Please return every line from the entries that has the string "upload" in it.

Material for the task:
+-------+

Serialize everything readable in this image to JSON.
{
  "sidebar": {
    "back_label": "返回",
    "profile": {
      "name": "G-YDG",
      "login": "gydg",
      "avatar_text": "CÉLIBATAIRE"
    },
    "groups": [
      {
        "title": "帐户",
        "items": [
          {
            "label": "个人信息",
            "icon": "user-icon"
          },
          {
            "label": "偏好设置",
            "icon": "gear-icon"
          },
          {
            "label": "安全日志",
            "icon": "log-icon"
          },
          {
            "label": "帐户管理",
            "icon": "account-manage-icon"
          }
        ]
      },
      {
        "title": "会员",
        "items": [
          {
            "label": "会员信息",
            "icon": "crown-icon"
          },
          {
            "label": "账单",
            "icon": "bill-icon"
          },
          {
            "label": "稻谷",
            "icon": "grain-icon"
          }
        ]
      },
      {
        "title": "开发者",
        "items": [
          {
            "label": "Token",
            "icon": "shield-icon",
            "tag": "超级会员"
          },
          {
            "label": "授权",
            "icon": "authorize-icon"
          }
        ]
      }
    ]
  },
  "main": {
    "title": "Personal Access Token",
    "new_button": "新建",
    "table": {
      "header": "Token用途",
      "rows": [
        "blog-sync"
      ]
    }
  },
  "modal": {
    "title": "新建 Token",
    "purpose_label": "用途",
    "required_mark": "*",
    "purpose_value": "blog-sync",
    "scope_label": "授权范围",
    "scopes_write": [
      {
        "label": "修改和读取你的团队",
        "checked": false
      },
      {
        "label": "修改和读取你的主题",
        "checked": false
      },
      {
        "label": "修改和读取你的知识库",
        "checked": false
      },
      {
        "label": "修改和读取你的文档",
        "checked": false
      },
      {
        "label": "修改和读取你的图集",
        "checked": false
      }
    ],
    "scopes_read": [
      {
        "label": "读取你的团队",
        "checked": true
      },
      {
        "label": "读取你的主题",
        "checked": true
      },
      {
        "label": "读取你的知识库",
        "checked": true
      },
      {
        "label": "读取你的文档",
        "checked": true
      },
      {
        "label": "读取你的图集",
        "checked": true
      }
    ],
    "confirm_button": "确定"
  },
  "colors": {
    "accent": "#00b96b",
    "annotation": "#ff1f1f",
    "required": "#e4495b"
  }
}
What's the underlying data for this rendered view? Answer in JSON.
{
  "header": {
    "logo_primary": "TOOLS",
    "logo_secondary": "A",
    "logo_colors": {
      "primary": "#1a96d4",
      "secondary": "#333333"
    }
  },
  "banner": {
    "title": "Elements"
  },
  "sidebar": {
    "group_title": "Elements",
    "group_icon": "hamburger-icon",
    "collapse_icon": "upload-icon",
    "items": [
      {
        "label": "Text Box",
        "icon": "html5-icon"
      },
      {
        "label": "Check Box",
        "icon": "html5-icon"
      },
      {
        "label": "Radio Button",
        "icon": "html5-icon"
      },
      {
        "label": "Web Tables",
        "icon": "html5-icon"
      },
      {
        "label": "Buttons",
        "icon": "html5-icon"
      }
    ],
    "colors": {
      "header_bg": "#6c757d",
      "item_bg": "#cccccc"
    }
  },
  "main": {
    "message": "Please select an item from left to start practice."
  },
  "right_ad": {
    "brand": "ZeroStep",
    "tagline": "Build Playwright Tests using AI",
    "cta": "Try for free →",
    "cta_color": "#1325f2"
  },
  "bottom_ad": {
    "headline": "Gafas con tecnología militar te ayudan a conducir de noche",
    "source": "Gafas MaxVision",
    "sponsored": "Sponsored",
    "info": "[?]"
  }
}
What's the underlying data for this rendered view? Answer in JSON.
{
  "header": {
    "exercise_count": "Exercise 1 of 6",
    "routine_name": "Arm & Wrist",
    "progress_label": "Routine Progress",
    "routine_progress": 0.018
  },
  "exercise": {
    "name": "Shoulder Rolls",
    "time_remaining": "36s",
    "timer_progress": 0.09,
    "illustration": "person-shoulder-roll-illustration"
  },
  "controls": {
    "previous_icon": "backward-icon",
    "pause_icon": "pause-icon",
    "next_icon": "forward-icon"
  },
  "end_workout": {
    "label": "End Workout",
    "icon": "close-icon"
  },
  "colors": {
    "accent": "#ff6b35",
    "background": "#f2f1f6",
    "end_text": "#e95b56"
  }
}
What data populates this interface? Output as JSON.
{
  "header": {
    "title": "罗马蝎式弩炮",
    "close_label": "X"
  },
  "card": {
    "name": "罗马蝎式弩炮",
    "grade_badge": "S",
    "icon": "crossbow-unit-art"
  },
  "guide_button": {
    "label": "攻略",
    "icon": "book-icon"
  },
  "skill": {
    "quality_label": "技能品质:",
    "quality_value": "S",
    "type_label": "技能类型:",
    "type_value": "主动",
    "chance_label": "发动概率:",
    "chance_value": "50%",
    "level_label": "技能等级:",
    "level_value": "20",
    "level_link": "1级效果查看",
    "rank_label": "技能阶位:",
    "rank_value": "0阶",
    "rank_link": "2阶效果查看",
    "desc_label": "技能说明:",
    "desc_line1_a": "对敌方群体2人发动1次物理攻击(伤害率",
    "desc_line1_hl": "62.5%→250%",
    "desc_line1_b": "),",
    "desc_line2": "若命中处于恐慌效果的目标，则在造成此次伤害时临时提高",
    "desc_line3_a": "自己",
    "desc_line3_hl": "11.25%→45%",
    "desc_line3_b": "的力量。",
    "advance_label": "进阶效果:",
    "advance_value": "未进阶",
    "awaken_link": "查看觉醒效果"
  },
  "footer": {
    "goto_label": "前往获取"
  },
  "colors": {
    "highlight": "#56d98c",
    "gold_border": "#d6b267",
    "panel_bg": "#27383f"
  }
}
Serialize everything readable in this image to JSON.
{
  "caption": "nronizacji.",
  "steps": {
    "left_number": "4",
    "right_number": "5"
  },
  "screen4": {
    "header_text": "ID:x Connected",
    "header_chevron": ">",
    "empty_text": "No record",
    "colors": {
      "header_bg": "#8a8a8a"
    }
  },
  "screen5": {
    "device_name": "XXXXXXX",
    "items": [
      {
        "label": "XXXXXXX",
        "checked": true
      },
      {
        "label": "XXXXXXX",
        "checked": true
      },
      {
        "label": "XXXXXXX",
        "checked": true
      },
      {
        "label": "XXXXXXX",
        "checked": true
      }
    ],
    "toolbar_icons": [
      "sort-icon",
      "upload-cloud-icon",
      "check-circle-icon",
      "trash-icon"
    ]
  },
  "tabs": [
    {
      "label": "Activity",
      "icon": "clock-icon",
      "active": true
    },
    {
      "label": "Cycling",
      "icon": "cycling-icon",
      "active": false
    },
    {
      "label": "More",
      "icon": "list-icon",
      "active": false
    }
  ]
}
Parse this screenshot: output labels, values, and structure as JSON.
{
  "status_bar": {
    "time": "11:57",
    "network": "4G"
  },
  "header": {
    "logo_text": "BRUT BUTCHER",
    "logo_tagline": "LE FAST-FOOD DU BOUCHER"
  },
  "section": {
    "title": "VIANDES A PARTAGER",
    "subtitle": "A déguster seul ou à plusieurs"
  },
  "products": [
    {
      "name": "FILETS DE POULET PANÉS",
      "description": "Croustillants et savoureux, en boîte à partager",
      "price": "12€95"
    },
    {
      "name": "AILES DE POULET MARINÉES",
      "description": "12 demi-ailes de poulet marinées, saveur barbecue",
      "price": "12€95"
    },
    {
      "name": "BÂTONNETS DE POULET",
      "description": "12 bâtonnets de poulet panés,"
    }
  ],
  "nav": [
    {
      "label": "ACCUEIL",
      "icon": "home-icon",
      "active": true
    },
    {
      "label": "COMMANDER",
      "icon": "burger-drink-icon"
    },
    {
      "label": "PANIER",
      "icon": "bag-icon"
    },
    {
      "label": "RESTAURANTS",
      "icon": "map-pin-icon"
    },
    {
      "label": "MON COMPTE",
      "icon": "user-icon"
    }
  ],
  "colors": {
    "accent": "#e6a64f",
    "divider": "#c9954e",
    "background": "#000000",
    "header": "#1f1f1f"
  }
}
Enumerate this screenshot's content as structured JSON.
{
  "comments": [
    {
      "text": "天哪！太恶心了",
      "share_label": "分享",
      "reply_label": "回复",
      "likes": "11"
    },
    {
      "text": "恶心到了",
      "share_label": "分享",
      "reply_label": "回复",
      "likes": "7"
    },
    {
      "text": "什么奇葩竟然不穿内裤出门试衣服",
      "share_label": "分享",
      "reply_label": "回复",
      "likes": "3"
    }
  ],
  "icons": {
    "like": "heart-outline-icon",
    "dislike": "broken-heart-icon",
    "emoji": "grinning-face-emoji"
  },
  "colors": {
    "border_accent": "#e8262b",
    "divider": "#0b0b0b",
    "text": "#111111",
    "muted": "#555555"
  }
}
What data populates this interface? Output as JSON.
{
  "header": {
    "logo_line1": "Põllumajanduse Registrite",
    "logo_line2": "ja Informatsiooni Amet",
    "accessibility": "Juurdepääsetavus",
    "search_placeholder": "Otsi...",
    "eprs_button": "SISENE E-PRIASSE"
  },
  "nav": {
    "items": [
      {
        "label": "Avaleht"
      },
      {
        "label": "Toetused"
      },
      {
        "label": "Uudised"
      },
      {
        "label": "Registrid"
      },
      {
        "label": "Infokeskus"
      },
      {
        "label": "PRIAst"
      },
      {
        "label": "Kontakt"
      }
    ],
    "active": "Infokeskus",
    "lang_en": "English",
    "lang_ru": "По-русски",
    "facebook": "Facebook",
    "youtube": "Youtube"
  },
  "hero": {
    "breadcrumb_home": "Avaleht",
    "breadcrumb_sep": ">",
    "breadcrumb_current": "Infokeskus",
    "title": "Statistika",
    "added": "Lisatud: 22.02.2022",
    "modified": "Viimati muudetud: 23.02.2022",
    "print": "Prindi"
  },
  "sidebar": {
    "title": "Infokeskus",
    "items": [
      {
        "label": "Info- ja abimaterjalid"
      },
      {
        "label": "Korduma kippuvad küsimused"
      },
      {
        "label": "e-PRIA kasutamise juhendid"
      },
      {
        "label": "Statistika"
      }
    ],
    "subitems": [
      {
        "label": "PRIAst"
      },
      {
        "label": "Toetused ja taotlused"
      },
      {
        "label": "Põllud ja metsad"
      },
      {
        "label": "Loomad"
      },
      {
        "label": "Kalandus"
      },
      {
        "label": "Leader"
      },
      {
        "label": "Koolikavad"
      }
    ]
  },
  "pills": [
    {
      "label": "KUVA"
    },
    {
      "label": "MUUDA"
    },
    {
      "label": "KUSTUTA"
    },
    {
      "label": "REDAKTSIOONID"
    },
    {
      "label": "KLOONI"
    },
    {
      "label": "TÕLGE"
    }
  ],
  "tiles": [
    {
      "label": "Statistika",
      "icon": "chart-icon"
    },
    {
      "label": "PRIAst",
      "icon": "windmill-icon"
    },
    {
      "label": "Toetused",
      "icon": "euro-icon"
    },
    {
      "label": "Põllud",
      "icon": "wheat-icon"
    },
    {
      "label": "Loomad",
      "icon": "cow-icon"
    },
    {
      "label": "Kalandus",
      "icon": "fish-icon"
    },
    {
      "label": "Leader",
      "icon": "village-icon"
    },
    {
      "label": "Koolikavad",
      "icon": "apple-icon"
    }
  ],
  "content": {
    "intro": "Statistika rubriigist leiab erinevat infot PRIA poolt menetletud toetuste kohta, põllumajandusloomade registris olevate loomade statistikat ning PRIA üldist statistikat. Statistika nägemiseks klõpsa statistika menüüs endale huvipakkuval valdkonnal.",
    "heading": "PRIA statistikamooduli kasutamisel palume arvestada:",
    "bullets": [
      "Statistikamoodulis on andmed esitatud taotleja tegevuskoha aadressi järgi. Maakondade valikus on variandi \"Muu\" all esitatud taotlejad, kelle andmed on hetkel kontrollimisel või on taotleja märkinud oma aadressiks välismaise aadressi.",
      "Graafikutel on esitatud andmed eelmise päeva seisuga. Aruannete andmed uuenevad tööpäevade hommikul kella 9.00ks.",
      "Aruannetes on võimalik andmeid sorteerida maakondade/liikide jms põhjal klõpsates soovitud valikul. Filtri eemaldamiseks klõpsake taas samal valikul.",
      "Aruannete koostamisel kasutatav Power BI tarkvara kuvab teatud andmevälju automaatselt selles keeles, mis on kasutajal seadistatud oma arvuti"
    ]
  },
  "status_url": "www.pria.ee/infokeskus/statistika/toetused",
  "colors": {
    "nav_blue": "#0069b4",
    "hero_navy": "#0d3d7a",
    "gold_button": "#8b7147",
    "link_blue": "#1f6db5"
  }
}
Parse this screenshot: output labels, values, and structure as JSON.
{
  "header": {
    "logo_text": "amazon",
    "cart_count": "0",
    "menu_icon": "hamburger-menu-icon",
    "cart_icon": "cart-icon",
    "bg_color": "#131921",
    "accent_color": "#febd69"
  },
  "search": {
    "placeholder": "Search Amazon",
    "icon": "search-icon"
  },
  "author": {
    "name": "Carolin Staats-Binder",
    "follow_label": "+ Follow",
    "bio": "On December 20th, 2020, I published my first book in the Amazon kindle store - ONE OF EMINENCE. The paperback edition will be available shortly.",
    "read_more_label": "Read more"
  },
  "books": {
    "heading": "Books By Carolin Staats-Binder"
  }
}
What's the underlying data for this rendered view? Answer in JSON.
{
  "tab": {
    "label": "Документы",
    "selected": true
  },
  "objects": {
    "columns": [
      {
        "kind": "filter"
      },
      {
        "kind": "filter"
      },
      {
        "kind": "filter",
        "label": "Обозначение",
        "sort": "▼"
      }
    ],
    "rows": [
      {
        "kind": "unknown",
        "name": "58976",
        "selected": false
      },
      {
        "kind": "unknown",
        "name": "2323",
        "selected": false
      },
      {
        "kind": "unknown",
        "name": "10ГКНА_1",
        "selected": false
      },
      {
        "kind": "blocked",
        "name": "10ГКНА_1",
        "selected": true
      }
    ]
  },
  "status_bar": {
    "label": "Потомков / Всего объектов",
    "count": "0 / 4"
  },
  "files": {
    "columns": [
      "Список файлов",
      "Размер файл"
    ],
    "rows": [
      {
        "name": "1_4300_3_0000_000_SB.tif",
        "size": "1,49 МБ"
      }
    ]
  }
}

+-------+

Response area:
    "collapse_icon": "upload-icon",
      "upload-cloud-icon",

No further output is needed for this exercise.